It’s not too hard to find a free factory tour where you can see candy being made, teddy bears being stuffed or ice cream being blended and flavored.
But olives? Now there’s something you don’t get up close and personal to every day.
That’s why the free tour at the family-owned Graber Olive House is worth a trip. And while certainly the main focus is on olives, the location is attractive and historic in several ways.
Clifford C. Graber purchased the Ontario, California land in 1892 and quickly decided he’d use it to cure, prepare and can a food delicacy he enjoyed – olives. He also owned land which has since expanded to an 80-acre farm where the actual olive trees are located. He first grew a small crop, cured several barrels at the Olive House location, and gave them to friends and family. They were so well-received that he got requests for more.

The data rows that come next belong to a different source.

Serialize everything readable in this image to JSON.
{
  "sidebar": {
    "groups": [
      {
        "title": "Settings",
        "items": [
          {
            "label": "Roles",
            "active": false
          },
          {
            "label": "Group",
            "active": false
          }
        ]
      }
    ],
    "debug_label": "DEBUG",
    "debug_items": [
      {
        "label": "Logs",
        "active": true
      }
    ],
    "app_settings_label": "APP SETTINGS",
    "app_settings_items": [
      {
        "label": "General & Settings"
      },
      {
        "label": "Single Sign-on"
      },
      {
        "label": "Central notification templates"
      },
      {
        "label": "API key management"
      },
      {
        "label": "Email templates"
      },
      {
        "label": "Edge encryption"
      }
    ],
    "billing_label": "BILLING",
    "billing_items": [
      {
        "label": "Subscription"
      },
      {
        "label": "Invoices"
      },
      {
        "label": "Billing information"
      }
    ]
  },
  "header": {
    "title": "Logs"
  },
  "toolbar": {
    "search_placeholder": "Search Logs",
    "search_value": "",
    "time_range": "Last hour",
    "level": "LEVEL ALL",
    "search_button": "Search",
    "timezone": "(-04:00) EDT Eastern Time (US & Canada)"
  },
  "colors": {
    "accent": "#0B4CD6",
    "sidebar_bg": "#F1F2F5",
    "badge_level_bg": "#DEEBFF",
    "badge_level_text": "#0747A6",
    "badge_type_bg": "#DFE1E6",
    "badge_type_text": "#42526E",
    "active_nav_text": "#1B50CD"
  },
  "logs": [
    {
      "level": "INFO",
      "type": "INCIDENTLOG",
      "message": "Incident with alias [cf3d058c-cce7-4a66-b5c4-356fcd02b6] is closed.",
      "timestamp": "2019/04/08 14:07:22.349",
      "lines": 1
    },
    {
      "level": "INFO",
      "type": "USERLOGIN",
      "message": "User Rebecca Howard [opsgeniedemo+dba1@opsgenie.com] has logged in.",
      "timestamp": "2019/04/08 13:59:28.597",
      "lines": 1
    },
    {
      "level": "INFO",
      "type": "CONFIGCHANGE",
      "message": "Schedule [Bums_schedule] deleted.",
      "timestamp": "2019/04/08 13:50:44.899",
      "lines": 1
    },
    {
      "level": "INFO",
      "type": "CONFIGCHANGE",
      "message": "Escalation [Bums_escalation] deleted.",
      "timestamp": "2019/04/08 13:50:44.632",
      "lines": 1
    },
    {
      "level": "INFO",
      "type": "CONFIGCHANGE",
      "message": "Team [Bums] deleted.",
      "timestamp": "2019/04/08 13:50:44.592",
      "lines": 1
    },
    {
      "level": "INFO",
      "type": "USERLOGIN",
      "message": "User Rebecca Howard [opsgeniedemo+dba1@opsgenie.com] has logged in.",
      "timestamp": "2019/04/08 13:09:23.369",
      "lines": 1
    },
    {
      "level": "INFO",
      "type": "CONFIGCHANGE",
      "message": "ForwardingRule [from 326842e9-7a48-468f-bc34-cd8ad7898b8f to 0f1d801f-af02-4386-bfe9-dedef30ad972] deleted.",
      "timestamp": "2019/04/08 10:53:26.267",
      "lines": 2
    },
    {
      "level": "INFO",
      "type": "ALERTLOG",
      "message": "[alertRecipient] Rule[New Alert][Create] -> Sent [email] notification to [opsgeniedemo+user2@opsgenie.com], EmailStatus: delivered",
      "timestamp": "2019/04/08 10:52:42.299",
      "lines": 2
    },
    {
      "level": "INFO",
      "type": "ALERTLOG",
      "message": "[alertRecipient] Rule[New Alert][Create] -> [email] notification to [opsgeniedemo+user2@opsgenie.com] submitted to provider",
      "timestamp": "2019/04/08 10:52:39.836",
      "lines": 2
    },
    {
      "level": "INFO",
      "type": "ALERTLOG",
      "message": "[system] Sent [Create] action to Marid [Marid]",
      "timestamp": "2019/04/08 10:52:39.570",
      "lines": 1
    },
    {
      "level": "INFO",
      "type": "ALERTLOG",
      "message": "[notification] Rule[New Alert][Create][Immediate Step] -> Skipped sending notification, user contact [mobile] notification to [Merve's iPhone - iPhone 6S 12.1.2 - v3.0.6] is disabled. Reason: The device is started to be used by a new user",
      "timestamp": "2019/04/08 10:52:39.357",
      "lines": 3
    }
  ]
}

In 1894 the company opened to the public and the Spanish hacienda estate and olive processing site still stands today, the oldest olive packer in California.
It’s easy to pass by the property because it’s tucked back behind trees in a residential area. You’d think it’s a private estate until at closer look the long driveway and so-tasteful-it’s-almost-overlooked sign beckon visitors to enter.
The grounds are beautiful and open for sitting or enjoying a snack purchased on site. There’s a small museum that’s a history lesson in itself. It boasts a nice collection of 100+-year-old items including farm equipment, cash registers, sewing machines and olive grading machines.
But the tours are the main focus and they’re available every hour upon request, throughout the year.
Visit during the Fall season (mid-October through December) for the most action, however. The sorting, grading and canning is in full swing during this time.
Graber olives, tour leaders explain, are unique because they’re allowed to tree ripen, unlike other olives on the market. This gives them a distinctive, nutlike flavor and accounts for their tenderness.
Because they mature on the tree before being picked and canned, they are more pure and need no additives, avoiding the sometimes acidic taste of other olives.
It’s guaranteed visitors have never seen so many olives in one place and the number of cans and labels rival any other tour, too. Plus – just how do you grade an olive?
The tour ends (don’t they all?) near the gift shop. But this shop is really worth exploring. For one thing, free samples abound. A word of caution: Don’t chomp down unaware. All Grabe olives have pits because of their ripeness. To pit them would potentially break them.
Though olives are their specialty, the shop offers a pleasing array of dried fruits, nuts and candies, as well as soup mixes and beverages. And again — free samples.
Graber Olive House is located at 315 E. 4th Street in Ontario, just minutes from the airport and downtown area. They’re open Monday – Saturday from 9-5:30 p.m. and Sundays from 9:30 – 6 p.m.
Call 800-996-5483 for more details or visit www.graberolives.com.